The National Audubon Society just dropped a bombshell of a report detailing 20 common North American birds whose populations have declined over the last 40 years. The list of birds, all of which have lost at least half their populations in just four decades, is both surprising and disconcerting, indicating that even the most robust species may be vulnerable to our rough and thoughtless treatment of this planet.
A new analysis by the National Audubon Society reveals that populations of some of Americaâ€™s most familiar and beloved birds have taken a nosedive over the past forty years, with some down as much as 80 percent. The dramatic declines are attributed to the loss of grasslands, healthy forests and wetlands, and other critical habitats from multiple environmental threats such as sprawl, energy development, and the spread of industrialized agriculture. The study notes that these threats are now compounded by new and broader problems including the escalating effects of global warming. In concert, they paint a challenging picture for the future of many common species and send a serious warning about our increasing toll on local habitats and the environment itself.
Among the most severely impacted species on Audubonâ€™s list of 20 Common Birds in Decline are the following:
- Northern Bobwhite populations are down 82 percent and have largely vanished from northern parts of their range in Wisconsin, Michigan, New York and New England mainly due to loss of suitable habitat to development, agricultural expansion and plantation-style forestry practices.
- Evening Grosbeaks that range from mountains of the west to northern portions of the east coast show population declines of nearly 78 percent amid increasing habitat damage and loss from logging, mining, drilling and development.
- Northern Pintail populations in the continental U.S. are down nearly 78 percent due to expanding agricultural activity in their prairie pothole breeding grounds.
- Greater Scaup populations that breed in Alaska, but winter in the Great Lakes and along Atlantic to Pacific Coasts are being hard hit by global warming induced melting of permafrost and invasion of formerly-southern species; populations are down approximately 75 percent.
- Eastern Meadowlarks, down 71 percent, are declining as grasslands are lost to industrialized agricultural practices. Increased demand for biofuel crops threatens increased agricultural use of lands that are currently protected, making both Eastern and Western Meadowlarks even more vulnerable.

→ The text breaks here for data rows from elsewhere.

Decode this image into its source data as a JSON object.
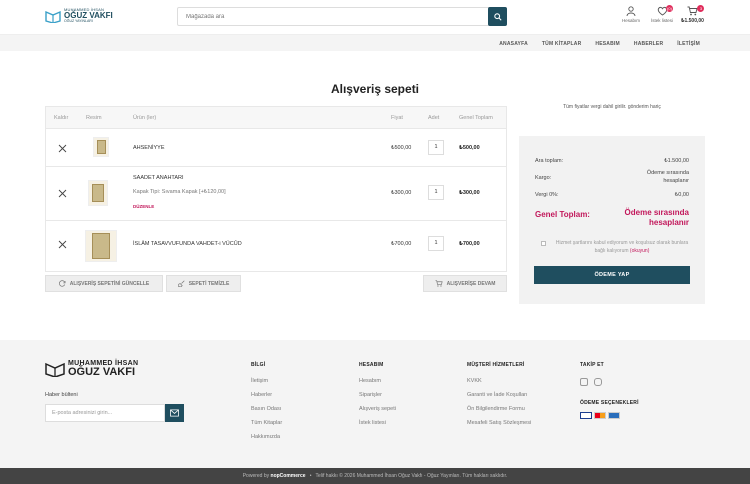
{
  "header": {
    "logo": {
      "line1": "MUHAMMED İHSAN",
      "line2": "OĞUZ VAKFI",
      "line3": "OĞUZ YAYINLARI"
    },
    "search_placeholder": "Mağazada ara",
    "account_label": "Hesabım",
    "wishlist_label": "İstek listesi",
    "wishlist_count": "(0)",
    "cart_count": "3",
    "cart_total": "₺1.500,00"
  },
  "nav": {
    "items": [
      "ANASAYFA",
      "TÜM KİTAPLAR",
      "HESABIM",
      "HABERLER",
      "İLETİŞİM"
    ]
  },
  "page_title": "Alışveriş sepeti",
  "cart": {
    "headers": {
      "remove": "Kaldır",
      "image": "Resim",
      "product": "Ürün (ler)",
      "price": "Fiyat",
      "qty": "Adet",
      "total": "Genel Toplam"
    },
    "items": [
      {
        "name": "AHSENİYYE",
        "attr": "",
        "edit": "",
        "price": "₺500,00",
        "qty": "1",
        "total": "₺500,00"
      },
      {
        "name": "SAADET ANAHTARI",
        "attr": "Kapak Tipi: Sıvama Kapak [+₺120,00]",
        "edit": "DÜZENLE",
        "price": "₺300,00",
        "qty": "1",
        "total": "₺300,00"
      },
      {
        "name": "İSLÂM TASAVVUFUNDA VAHDET-i VÜCÛD",
        "attr": "",
        "edit": "",
        "price": "₺700,00",
        "qty": "1",
        "total": "₺700,00"
      }
    ],
    "buttons": {
      "update": "ALIŞVERİŞ SEPETİNİ GÜNCELLE",
      "clear": "SEPETİ TEMİZLE",
      "continue": "ALIŞVERİŞE DEVAM"
    }
  },
  "summary": {
    "tax_note": "Tüm fiyatlar vergi dahil girilir. gönderim hariç",
    "subtotal_label": "Ara toplam:",
    "subtotal_value": "₺1.500,00",
    "shipping_label": "Kargo:",
    "shipping_value_1": "Ödeme sırasında",
    "shipping_value_2": "hesaplanır",
    "tax_label": "Vergi 0%:",
    "tax_value": "₺0,00",
    "grand_label": "Genel Toplam:",
    "grand_value_1": "Ödeme sırasında",
    "grand_value_2": "hesaplanır",
    "terms_text": "Hizmet şartlarını kabul ediyorum ve koşulsuz olarak bunlara bağlı kalıyorum",
    "terms_link": "(okuyun)",
    "checkout": "ÖDEME YAP"
  },
  "footer": {
    "logo": {
      "line1": "MUHAMMED İHSAN",
      "line2": "OĞUZ VAKFI"
    },
    "newsletter_title": "Haber bülteni",
    "newsletter_placeholder": "E-posta adresinizi girin...",
    "col_info": {
      "title": "BİLGİ",
      "items": [
        "İletişim",
        "Haberler",
        "Basın Odası",
        "Tüm Kitaplar",
        "Hakkımızda"
      ]
    },
    "col_account": {
      "title": "HESABIM",
      "items": [
        "Hesabım",
        "Siparişler",
        "Alışveriş sepeti",
        "İstek listesi"
      ]
    },
    "col_service": {
      "title": "MÜŞTERİ HİZMETLERİ",
      "items": [
        "KVKK",
        "Garanti ve İade Koşulları",
        "Ön Bilgilendirme Formu",
        "Mesafeli Satış Sözleşmesi"
      ]
    },
    "follow_title": "TAKİP ET",
    "payment_title": "ÖDEME SEÇENEKLERİ",
    "bottom_powered": "Powered by",
    "bottom_brand": "nopCommerce",
    "bottom_copy": "Telif hakkı © 2026 Muhammed İhsan Oğuz Vakfı - Oğuz Yayınları. Tüm hakları saklıdır."
  },
  "colors": {
    "primary": "#1f4e5f",
    "accent": "#c2185b",
    "badge": "#e02c5b"
  }
}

- Common Terns, which nest on islands and forage for fish near ocean coasts, lakes and rivers, are vulnerable to development, pollution and sea level rise from global warming. Populations in unmanaged colonies have dropped as much as 70 percent, making the speciesâ€™ outlook increasingly dependent on targeted conservation efforts.
- Snow Buntings, which breed in Alaska and northern Canada, are suffering from the loss of fragile tundra habitat as global warming alters and disrupts the Arcticâ€™s delicate ecological balance; populations are down 64 percent.
- Whip-poor-wills, down 57 percent, are vulnerable to fragmentation and alteration of their forest habitat from development and poor forest management practices.
Rounding out this list are familiar birds like Boreal Chickadee, Loggerhead Shrike, Field Sparrow, Grasshopper Sparrow, Black-throated Sparrow, Lark Sparrow, Common Grackle, American Bittern, Rufous Hummingbird, Horned Lark, Little Blue Heron, and Ruffed Grouse.
Audubon does point out that these Common Birds in Decline are not in immediate danger of extinction, even though some of them are perilously close to the traditional 500,000 bird threshold that designates â€œcommonâ€ status. Though I’m just a single observer, I can certainly vouch for the apparent decline of some of these species. Just recently, I either barely sighted or outright missed species like Grasshopper Sparrow and Boreal Chickadee in places where they should have thrived. Northern Pintail was uncharacteristically rare in the NYC area this winter, though buntings and larks seemed to do well by the ocean. But by the same token, one set of eyes is insufficient to track these changes; Common Grackles may be taking a hit in other places, but they couldn’t be more abundant around here. That’s why citizen science initiatives like the Christmas Bird Count are so critical in producing both the quantity and quality of data ornithologists require to track population trends.
How about you? In your observations of North American avifauna, have you been missing these birds or other previously common ones?